Whether or not you have a lot of free time, do yourself a favor and learn even just a few words of another language. You don’t need wholesome reasons to do it either– it could be to get more bread at a restaurant, finally ask that person on a date, or to make sure mechanic doesn’t muss anything else up in your car. To boot, I don’t really speak Cantonese beyond a few travel phrases, but given its staccato nature, it’s probably my favorite language in which to curse (唔該, early ’90s Stephen Chow and Ng Man Tat movies).
Thus, counting foreign language study as one of my hobbies, I will give everyone a brief vocabulary lesson in Spanish, using as a guide humble points of interest – no, they’re more like points of no interest to anyone but me – in Mexico, El Salvador, and Cuba.
As an example, take this sign by a bridge, or puente, in El Salvador. I was en route between the city of Santa Ana and Joya de Cerén, the American version of Pompeii when I saw the inferiority complex in full swing. Or, was it just laziness?
In Spanish, río means river and sucio means dirty. Folks, if it’s that nasty, why not make it a río limpio (clean)? If you’re curious about how dirty it might be, plan your visit today!
Yes, given that we now know that puente is bridge and sucia is dirty, the new word, cara, means face. You will find these two blips on highway 150D near the Mexican city of Córdoba in Veracruz (state), and apparently back in El Salvador, too.
Somewhere along highway 145D a bit north of the Puente Chiapas in Mexico’s Chiapas state lies this fella. Sorry, I mean this sign laden with irony.
Puente Sin Nombre literally means “Bridge Without a Name,” so you can either wax poetic about it, or let the Chiapas government know that calling it a Bridge Without a Name gives it a name. Or, was everyone in on it?
This one is more on point. Bienvenidos a Campeche = Welcome to Campeche (state). Easy. To the left of the sign, we have “termina Yucatan,” or “the end of Yucatan (state),” and “principia Campeche,” or “the start of Campeche (state).”

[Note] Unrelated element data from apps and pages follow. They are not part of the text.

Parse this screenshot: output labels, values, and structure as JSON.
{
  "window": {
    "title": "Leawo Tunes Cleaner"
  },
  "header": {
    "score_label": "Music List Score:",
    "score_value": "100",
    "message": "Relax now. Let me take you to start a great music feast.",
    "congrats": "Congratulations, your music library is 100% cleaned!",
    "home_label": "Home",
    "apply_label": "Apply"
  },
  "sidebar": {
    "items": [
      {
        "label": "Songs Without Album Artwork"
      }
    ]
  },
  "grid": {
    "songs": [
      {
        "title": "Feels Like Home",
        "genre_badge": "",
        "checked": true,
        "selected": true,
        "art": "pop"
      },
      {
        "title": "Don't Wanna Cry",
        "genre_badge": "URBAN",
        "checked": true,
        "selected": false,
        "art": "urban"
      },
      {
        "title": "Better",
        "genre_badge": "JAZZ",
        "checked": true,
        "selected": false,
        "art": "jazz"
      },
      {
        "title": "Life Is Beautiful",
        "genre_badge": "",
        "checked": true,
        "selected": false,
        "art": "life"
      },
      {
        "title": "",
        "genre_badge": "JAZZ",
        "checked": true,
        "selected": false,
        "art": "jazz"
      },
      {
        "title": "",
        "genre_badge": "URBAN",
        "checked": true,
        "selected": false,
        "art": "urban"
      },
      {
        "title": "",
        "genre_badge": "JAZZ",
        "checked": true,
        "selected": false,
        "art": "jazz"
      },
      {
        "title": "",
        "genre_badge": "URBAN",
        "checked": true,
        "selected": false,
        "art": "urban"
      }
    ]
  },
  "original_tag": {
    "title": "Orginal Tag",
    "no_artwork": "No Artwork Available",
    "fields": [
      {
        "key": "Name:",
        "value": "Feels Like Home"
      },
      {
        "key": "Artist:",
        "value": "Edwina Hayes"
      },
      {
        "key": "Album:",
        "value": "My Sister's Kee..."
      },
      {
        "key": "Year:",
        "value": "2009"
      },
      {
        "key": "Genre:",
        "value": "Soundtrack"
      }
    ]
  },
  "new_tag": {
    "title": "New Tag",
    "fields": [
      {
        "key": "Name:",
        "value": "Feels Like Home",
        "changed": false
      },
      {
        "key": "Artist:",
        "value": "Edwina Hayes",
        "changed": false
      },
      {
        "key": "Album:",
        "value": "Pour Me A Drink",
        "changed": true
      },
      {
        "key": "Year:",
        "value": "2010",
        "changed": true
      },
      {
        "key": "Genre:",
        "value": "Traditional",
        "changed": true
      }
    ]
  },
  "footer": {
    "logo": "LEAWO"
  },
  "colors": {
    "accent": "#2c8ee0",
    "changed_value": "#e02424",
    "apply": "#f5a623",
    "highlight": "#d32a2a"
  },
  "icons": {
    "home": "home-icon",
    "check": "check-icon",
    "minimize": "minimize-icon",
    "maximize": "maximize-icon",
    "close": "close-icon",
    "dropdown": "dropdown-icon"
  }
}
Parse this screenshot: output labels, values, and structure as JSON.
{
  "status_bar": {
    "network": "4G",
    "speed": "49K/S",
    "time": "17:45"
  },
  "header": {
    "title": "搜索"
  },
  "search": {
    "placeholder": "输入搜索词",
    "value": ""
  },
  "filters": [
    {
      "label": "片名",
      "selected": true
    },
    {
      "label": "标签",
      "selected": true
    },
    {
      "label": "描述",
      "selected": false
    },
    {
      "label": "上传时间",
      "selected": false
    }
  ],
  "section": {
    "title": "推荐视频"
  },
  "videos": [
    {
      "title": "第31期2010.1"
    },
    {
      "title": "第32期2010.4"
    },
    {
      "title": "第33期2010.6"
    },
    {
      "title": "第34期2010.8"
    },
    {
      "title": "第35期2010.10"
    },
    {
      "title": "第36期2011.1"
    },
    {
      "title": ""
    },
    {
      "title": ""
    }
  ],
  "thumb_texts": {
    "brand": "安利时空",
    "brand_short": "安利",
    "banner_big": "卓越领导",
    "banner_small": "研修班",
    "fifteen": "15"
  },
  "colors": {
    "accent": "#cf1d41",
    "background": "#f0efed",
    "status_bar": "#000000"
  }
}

Now we’re getting into the weird. Near Villahermosa, the capital of Tabasco state, we’ve got this sign; to the north, Veracruz, to the east, Uzbekistan??? No, seriously…Samarkand(a)- besides being a suburb of Villahermosa – is a Silk Road treasure found in the Central Asian republic. Perhaps I will write about my time there one day. Oh, right-on the above sign, “reduzca la velocidad” means “reduce the speed.”

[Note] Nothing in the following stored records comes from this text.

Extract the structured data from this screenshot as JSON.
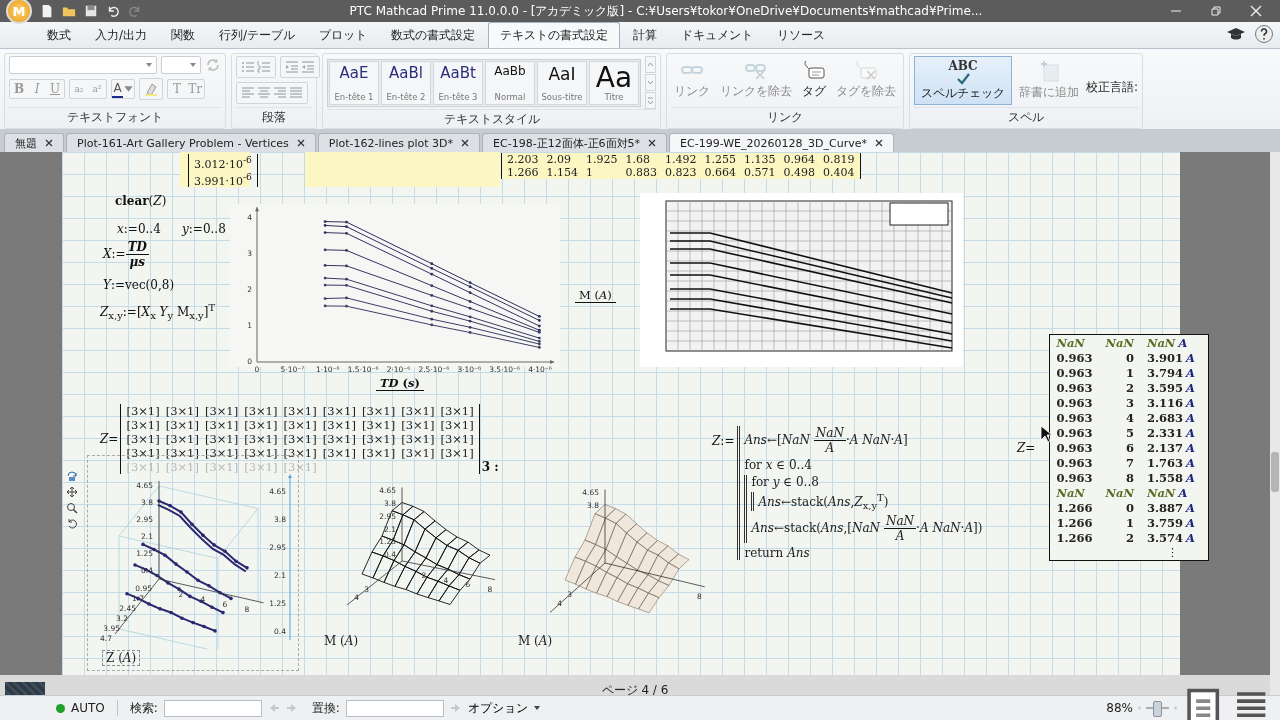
{
  "window": {
    "logo": "M",
    "title": "PTC Mathcad Prime 11.0.0.0 - [アカデミック版] - C:¥Users¥tokor¥OneDrive¥Documents¥mathcad¥Prime..."
  },
  "ribbon_tabs": [
    {
      "label": "数式",
      "selected": false
    },
    {
      "label": "入力/出力",
      "selected": false
    },
    {
      "label": "関数",
      "selected": false
    },
    {
      "label": "行列/テーブル",
      "selected": false
    },
    {
      "label": "プロット",
      "selected": false
    },
    {
      "label": "数式の書式設定",
      "selected": false
    },
    {
      "label": "テキストの書式設定",
      "selected": true
    },
    {
      "label": "計算",
      "selected": false
    },
    {
      "label": "ドキュメント",
      "selected": false
    },
    {
      "label": "リソース",
      "selected": false
    }
  ],
  "ribbon": {
    "text_font": {
      "label": "テキストフォント",
      "format_buttons": [
        "B",
        "I",
        "U"
      ],
      "script_buttons": [
        "a₂",
        "a²"
      ],
      "color_button": "A",
      "case_buttons": [
        "T",
        "Tr"
      ]
    },
    "paragraph": {
      "label": "段落"
    },
    "text_styles": {
      "label": "テキストスタイル",
      "styles": [
        {
          "preview": "AaE",
          "name": "En-tête 1",
          "kind": "heading"
        },
        {
          "preview": "AaBl",
          "name": "En-tête 2",
          "kind": "heading"
        },
        {
          "preview": "AaBt",
          "name": "En-tête 3",
          "kind": "heading"
        },
        {
          "preview": "AaBb",
          "name": "Normal",
          "kind": "normal"
        },
        {
          "preview": "AaI",
          "name": "Sous-titre",
          "kind": "subtitle"
        },
        {
          "preview": "Aa",
          "name": "Titre",
          "kind": "title"
        }
      ]
    },
    "links": {
      "label": "リンク",
      "buttons": [
        {
          "label": "リンク",
          "kind": "link",
          "disabled": true
        },
        {
          "label": "リンクを除去",
          "kind": "unlink",
          "disabled": true
        },
        {
          "label": "タグ",
          "kind": "tag",
          "disabled": false
        },
        {
          "label": "タグを除去",
          "kind": "untag",
          "disabled": true
        }
      ]
    },
    "spell": {
      "label": "スペル",
      "check": {
        "badge": "ABC",
        "label": "スペルチェック",
        "selected": true
      },
      "add": {
        "label": "辞書に追加",
        "disabled": true
      },
      "language_label": "校正言語:"
    }
  },
  "doc_tabs": [
    {
      "label": "無題",
      "selected": false
    },
    {
      "label": "Plot-161-Art Gallery Problem - Vertices",
      "selected": false
    },
    {
      "label": "Plot-162-lines plot 3D*",
      "selected": false
    },
    {
      "label": "EC-198-正12面体-正6面対5*",
      "selected": false
    },
    {
      "label": "EC-199-WE_20260128_3D_Curve*",
      "selected": true
    }
  ],
  "worksheet": {
    "top_vector": [
      "3.012·10$^{-6}$",
      "3.991·10$^{-6}$"
    ],
    "top_matrix": [
      [
        "2.203",
        "2.09",
        "1.925",
        "1.68",
        "1.492",
        "1.255",
        "1.135",
        "0.964",
        "0.819"
      ],
      [
        "1.266",
        "1.154",
        "1",
        "0.883",
        "0.823",
        "0.664",
        "0.571",
        "0.498",
        "0.404"
      ]
    ],
    "clear": [
      "**clear**(*Z*)"
    ],
    "range_x": [
      "*x*:=0..4"
    ],
    "range_y": [
      "*y*:=0..8"
    ],
    "def_X": [
      "*X*:=",
      {
        "num": "*TD*",
        "den": "*μs*"
      }
    ],
    "def_Y": [
      "*Y*:=vec(0,8)"
    ],
    "def_Z": [
      "*Z*$_{x,y}$:=[*X*$_{x}$ *Y*$_{y}$ M$_{x,y}$]$^{T}$"
    ],
    "plot_2d": {
      "chart_data": {
        "type": "line",
        "xlabel": "*TD* (*s*)",
        "ylabel": "M (*A*)",
        "x": [
          9.63e-07,
          1.266e-06,
          2.47e-06,
          3.012e-06,
          3.991e-06
        ],
        "xlim": [
          0,
          4.2e-06
        ],
        "ylim": [
          0,
          4.3
        ],
        "xticks": [
          0,
          {
            "value": 5e-07,
            "label": "5·10⁻⁷"
          },
          {
            "value": 1e-06,
            "label": "1·10⁻⁶"
          },
          {
            "value": 1.5e-06,
            "label": "1.5·10⁻⁶"
          },
          {
            "value": 2e-06,
            "label": "2·10⁻⁶"
          },
          {
            "value": 2.5e-06,
            "label": "2.5·10⁻⁶"
          },
          {
            "value": 3e-06,
            "label": "3·10⁻⁶"
          },
          {
            "value": 3.5e-06,
            "label": "3.5·10⁻⁶"
          },
          {
            "value": 4e-06,
            "label": "4·10⁻⁶"
          }
        ],
        "yticks": [
          0,
          1,
          2,
          3,
          4
        ],
        "series": [
          {
            "color": "#2e2e5e",
            "values": [
              3.901,
              3.887,
              2.73,
              2.203,
              1.266
            ]
          },
          {
            "color": "#30305f",
            "values": [
              3.794,
              3.759,
              2.6,
              2.09,
              1.154
            ]
          },
          {
            "color": "#323260",
            "values": [
              3.595,
              3.574,
              2.44,
              1.925,
              1
            ]
          },
          {
            "color": "#343461",
            "values": [
              3.116,
              3.1,
              2.12,
              1.68,
              0.883
            ]
          },
          {
            "color": "#363662",
            "values": [
              2.683,
              2.67,
              1.85,
              1.492,
              0.823
            ]
          },
          {
            "color": "#383863",
            "values": [
              2.331,
              2.3,
              1.56,
              1.255,
              0.664
            ]
          },
          {
            "color": "#3a3a64",
            "values": [
              2.137,
              2.13,
              1.41,
              1.135,
              0.571
            ]
          },
          {
            "color": "#3c3c65",
            "values": [
              1.763,
              1.78,
              1.19,
              0.964,
              0.498
            ]
          },
          {
            "color": "#3e3e66",
            "values": [
              1.558,
              1.55,
              1.03,
              0.819,
              0.404
            ]
          }
        ]
      }
    },
    "image": {
      "kind": "picture"
    },
    "z_matrix": {
      "label": "*Z*=",
      "rows": [
        {
          "faded": false,
          "cells": [
            "[3×1]",
            "[3×1]",
            "[3×1]",
            "[3×1]",
            "[3×1]",
            "[3×1]",
            "[3×1]",
            "[3×1]",
            "[3×1]"
          ]
        },
        {
          "faded": false,
          "cells": [
            "[3×1]",
            "[3×1]",
            "[3×1]",
            "[3×1]",
            "[3×1]",
            "[3×1]",
            "[3×1]",
            "[3×1]",
            "[3×1]"
          ]
        },
        {
          "faded": false,
          "cells": [
            "[3×1]",
            "[3×1]",
            "[3×1]",
            "[3×1]",
            "[3×1]",
            "[3×1]",
            "[3×1]",
            "[3×1]",
            "[3×1]"
          ]
        },
        {
          "faded": false,
          "cells": [
            "[3×1]",
            "[3×1]",
            "[3×1]",
            "[3×1]",
            "[3×1]",
            "[3×1]",
            "[3×1]",
            "[3×1]",
            "[3×1]"
          ]
        },
        {
          "faded": true,
          "cells": [
            "[3×1]",
            "[3×1]",
            "[3×1]",
            "[3×1]",
            "[3×1]"
          ]
        }
      ],
      "fragment": "3 :"
    },
    "plots_3d": [
      {
        "kind": "lines",
        "label": "Z (*A*)",
        "z_ticks": [
          "4.65",
          "3.8",
          "2.95",
          "2.1",
          "1.25",
          "0.4"
        ],
        "x_ticks": [
          "2",
          "4",
          "6",
          "8"
        ],
        "y_ticks": [
          "0.95",
          "1.7",
          "2.45",
          "3.2",
          "3.95",
          "4.7"
        ],
        "scale_ticks": [
          "4.65",
          "3.8",
          "2.95",
          "2.1",
          "1.25",
          "0.4"
        ]
      },
      {
        "kind": "wireframe",
        "label": "M (*A*)",
        "z_ticks": [
          "4.65",
          "3.8",
          "2.95",
          "2.1",
          "1.25",
          "0.4"
        ],
        "x_ticks": [
          "2",
          "4",
          "6",
          "8"
        ],
        "y_ticks": [
          "3",
          "4"
        ]
      },
      {
        "kind": "surface",
        "label": "M (*A*)",
        "z_ticks": [
          "4.65",
          "3.8"
        ],
        "x_ticks": [
          "8"
        ],
        "y_ticks": [
          "3",
          "4"
        ]
      }
    ],
    "program": {
      "label": "*Z*:=",
      "lines": [
        {
          "parts": [
            "*Ans*←[*NaN* ",
            {
              "num": "*NaN*",
              "den": "*A*"
            },
            "·*A* *NaN*·*A*]"
          ]
        },
        {
          "parts": [
            "for *x* ∈ 0..4"
          ],
          "children": [
            {
              "parts": [
                "for *y* ∈ 0..8"
              ],
              "children": [
                {
                  "parts": [
                    "*Ans*←stack(*Ans*,*Z*$_{x,y}$$^{T}$)"
                  ]
                }
              ]
            },
            {
              "parts": [
                "*Ans*←stack(*Ans*,[*NaN* ",
                {
                  "num": "*NaN*",
                  "den": "*A*"
                },
                "·*A* *NaN*·*A*])"
              ]
            }
          ]
        },
        {
          "parts": [
            "return *Ans*"
          ]
        }
      ]
    },
    "result": {
      "label": "*Z*=",
      "more": "⋮",
      "rows": [
        {
          "kind": "nan",
          "cells": [
            "NaN",
            "NaN",
            "NaN"
          ],
          "unit": "A"
        },
        {
          "kind": "value",
          "cells": [
            "0.963",
            "0",
            "3.901"
          ],
          "unit": "A"
        },
        {
          "kind": "value",
          "cells": [
            "0.963",
            "1",
            "3.794"
          ],
          "unit": "A"
        },
        {
          "kind": "value",
          "cells": [
            "0.963",
            "2",
            "3.595"
          ],
          "unit": "A"
        },
        {
          "kind": "value",
          "cells": [
            "0.963",
            "3",
            "3.116"
          ],
          "unit": "A"
        },
        {
          "kind": "value",
          "cells": [
            "0.963",
            "4",
            "2.683"
          ],
          "unit": "A"
        },
        {
          "kind": "value",
          "cells": [
            "0.963",
            "5",
            "2.331"
          ],
          "unit": "A"
        },
        {
          "kind": "value",
          "cells": [
            "0.963",
            "6",
            "2.137"
          ],
          "unit": "A"
        },
        {
          "kind": "value",
          "cells": [
            "0.963",
            "7",
            "1.763"
          ],
          "unit": "A"
        },
        {
          "kind": "value",
          "cells": [
            "0.963",
            "8",
            "1.558"
          ],
          "unit": "A"
        },
        {
          "kind": "nan",
          "cells": [
            "NaN",
            "NaN",
            "NaN"
          ],
          "unit": "A"
        },
        {
          "kind": "value",
          "cells": [
            "1.266",
            "0",
            "3.887"
          ],
          "unit": "A"
        },
        {
          "kind": "value",
          "cells": [
            "1.266",
            "1",
            "3.759"
          ],
          "unit": "A"
        },
        {
          "kind": "value",
          "cells": [
            "1.266",
            "2",
            "3.574"
          ],
          "unit": "A"
        }
      ]
    },
    "page_label": "ページ 4 / 6"
  },
  "status_bar": {
    "mode": "AUTO",
    "find_label": "検索:",
    "replace_label": "置換:",
    "options": "オプション",
    "zoom": "88%",
    "zoom_slider": {
      "level": 0.47
    }
  }
}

Meanwhile, how do they expect us to get to Uzbekistan from here?
Oh, I know. A Cuban bus.